No one carves new space out of ordinary stories — a move, a marriage, a business debt — quite like Iran's Asghar Farhadi, the winner of a Best Foreign Language Film Oscar twice already this past decade (for A Separation and The Salesman). His latest, which took the Grand Prix at Cannes, centers on a man (Amir Jadidi) whose failure to repay a lender has earned him an ongoing jail term.
Divorced dad Rahim, with his gentle, halting speech and anxious smile, hardly seems like a criminal. But then prison here doesn't look much like we know it either: no industrial complex of cells and bars and nightsticked guards, just a sort of rundown rec center — minus the security grates at the gates, it could be a YMCA — where tired-looking men in tracks suits drink tea and do menial tasks. They also get day passes, and a brief reprieve brings an ecstatic Rahim into the arms of his girlfriend, Farkhondeh (Sahar Goldoost).
There's another reason for the giddiness of their reunion: Farkhondeh has stumbled on a lost purse with a cache of gold coins, and Rahim's path to redemption, they dare to hope, lays in its return. How could the community fail to be moved by an earnest single father and his selfless good deed? At first, at least, it works like a dream: the media comes calling, and Rahim is quickly cast as the humble hero, righteously forfeiting the found fortune that could so easily free him in order to let its rightful owner reclaim it. Even his son, a sweet-natured boy with a speech impediment, finds himself caught up in the whirlwind, his heart-tugging presence irresistible to the press.

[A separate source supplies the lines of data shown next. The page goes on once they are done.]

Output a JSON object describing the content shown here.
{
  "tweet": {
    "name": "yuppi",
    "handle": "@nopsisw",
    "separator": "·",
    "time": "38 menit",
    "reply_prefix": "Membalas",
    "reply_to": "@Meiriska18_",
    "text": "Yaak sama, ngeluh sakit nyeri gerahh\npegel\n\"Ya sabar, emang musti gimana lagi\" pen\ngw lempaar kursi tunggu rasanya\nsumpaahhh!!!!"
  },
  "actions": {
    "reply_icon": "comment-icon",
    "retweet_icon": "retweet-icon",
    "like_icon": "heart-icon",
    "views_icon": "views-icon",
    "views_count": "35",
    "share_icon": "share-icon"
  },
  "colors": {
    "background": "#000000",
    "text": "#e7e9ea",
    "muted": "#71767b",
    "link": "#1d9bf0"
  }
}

But complications, karmically, ensue — a tangle of feints and half-truths that quickly cloud the conflicting details of Rahim's carelessly constructed story. His extended family, still smarting from the shame and strain his financial problems have already brought down on them, stay loyally at his side; so too at first do the various officials whose powers are enough to sway public opinion, though not necessarily to convince the furious former brother-in-law (Mohsen Tanabandeh) he's in arrears to, whose own daughter's dowry has been erased by Rahim's debts.
There's more than a little O. Henry irony in the unspiraling that follows, as best intentions converge with bad luck and worse decisions. And a lack of subtlety, too, in certain aspects of its execution (for all the film's focus on the power of modern social media, basic questions about the purse and its original owner seem to follow a strangely analog path). Jadidi's Rahim, with his matinee-idol jawline and liquid eyes, is easy to root for, but there's a manic edge to him too — a desperation to be admired and understood that might read less as misguided naiveté than a profound disconnect with reality.
A Hero (in limited release now and on Amazon Prime Video Jan. 21) lets his character live in that liminal space, and the movie's beauty often comes through the small observational moments — intimate, naturalistic scenes of domesticity and the everyday grind of a working society — that Farhadi polishes like stones, his camera unobtrusive but all-seeing. Even as the story's inevitable reckoning descends, Farhadi allows his modest morality tale to take on a note of battered, ambiguous hope: a cautionary fable whose purest notes ring poignantly, painfully true. Grade: A–